(Component data from apps and pages)
***

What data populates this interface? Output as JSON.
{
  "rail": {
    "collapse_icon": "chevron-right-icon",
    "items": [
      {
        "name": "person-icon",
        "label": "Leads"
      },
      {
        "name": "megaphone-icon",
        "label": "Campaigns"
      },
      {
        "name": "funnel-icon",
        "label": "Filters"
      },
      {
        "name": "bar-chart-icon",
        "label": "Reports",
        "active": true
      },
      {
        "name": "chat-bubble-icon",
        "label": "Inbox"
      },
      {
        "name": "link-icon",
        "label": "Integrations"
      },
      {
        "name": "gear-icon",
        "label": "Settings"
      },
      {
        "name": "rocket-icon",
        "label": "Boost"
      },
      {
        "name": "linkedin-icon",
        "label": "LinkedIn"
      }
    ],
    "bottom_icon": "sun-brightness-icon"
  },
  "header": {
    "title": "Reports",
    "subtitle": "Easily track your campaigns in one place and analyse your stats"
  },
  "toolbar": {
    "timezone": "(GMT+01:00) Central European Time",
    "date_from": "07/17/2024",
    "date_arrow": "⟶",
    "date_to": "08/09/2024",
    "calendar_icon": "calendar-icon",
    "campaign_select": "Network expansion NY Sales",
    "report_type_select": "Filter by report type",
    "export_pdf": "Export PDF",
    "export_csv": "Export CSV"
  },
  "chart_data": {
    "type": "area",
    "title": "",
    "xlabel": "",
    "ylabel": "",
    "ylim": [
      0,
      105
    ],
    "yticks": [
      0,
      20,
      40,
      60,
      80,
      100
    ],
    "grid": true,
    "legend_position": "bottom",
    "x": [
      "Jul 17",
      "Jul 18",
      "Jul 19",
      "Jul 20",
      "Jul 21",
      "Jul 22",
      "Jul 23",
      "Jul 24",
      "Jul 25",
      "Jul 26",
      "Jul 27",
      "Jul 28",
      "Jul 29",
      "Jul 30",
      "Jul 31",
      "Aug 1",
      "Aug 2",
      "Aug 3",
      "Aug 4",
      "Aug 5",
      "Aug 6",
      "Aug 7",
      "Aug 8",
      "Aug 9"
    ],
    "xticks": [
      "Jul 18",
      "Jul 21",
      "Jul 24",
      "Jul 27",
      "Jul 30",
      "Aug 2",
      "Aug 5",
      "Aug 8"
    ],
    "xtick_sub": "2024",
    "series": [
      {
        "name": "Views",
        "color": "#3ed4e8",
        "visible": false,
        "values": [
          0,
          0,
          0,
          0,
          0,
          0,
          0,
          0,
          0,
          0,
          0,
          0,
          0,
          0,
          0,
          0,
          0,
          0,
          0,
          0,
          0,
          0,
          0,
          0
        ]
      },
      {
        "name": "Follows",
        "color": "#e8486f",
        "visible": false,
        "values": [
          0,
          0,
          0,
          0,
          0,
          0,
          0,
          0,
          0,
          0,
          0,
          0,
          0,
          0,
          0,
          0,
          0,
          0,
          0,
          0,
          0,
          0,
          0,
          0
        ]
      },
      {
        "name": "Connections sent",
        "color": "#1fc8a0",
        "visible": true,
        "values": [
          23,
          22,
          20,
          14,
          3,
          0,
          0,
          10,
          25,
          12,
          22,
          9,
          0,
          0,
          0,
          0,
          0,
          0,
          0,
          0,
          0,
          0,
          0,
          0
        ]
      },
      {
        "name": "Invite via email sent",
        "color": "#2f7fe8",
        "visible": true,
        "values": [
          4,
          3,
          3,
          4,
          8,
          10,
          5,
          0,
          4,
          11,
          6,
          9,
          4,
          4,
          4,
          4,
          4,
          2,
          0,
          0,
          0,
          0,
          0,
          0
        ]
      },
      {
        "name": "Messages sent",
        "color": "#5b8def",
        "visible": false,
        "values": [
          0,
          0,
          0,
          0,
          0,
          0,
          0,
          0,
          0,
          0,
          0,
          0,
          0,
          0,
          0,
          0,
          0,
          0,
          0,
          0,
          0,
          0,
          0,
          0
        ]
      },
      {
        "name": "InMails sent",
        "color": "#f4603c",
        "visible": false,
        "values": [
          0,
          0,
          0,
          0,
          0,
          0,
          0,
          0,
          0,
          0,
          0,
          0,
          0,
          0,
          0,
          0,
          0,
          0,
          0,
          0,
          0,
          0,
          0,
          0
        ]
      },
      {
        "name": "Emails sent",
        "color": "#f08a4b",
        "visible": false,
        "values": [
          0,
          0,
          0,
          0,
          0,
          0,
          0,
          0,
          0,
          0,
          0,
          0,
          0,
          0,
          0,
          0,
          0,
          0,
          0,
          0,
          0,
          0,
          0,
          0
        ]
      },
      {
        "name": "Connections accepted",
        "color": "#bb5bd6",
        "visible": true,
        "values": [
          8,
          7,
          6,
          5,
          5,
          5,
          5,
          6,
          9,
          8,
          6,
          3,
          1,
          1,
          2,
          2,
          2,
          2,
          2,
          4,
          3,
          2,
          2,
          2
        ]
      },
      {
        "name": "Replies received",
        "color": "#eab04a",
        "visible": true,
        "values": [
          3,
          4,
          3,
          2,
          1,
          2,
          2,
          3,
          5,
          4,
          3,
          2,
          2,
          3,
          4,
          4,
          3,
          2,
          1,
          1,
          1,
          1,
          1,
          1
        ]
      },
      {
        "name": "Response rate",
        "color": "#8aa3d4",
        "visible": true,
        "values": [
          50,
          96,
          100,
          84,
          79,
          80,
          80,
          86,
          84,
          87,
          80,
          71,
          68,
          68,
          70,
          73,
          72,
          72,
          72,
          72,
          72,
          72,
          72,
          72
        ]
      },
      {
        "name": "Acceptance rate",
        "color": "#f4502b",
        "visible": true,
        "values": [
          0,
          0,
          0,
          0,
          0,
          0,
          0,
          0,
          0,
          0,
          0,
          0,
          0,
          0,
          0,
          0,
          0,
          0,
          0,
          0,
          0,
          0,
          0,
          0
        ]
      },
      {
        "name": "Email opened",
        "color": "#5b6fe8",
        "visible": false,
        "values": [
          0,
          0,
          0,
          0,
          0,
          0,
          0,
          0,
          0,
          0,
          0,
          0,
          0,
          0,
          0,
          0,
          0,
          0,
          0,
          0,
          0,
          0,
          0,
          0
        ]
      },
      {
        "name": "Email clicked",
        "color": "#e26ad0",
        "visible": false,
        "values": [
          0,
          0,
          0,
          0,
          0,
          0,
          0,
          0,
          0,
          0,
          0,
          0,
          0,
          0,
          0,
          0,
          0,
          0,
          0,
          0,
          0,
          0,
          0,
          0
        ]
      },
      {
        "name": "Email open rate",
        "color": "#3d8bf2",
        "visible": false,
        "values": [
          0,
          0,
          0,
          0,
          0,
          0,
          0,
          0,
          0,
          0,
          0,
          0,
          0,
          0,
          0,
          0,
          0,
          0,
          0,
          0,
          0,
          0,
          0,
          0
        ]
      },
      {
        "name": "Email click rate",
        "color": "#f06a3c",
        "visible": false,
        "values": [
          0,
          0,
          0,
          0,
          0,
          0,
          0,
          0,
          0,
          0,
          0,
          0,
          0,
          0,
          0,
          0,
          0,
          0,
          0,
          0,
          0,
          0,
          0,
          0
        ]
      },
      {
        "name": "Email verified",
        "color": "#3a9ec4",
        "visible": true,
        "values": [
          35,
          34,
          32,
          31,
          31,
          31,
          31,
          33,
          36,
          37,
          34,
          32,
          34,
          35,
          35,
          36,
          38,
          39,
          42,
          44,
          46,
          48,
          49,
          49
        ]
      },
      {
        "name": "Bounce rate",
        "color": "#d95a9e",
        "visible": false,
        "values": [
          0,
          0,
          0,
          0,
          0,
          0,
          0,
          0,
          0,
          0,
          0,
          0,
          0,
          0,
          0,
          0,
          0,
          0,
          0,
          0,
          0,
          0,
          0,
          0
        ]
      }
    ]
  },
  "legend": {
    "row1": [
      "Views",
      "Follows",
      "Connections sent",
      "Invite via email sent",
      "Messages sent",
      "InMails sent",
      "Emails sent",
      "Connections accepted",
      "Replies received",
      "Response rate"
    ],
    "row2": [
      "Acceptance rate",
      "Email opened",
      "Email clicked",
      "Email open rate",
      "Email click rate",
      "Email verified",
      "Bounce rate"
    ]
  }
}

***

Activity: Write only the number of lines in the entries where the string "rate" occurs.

Your solution: 10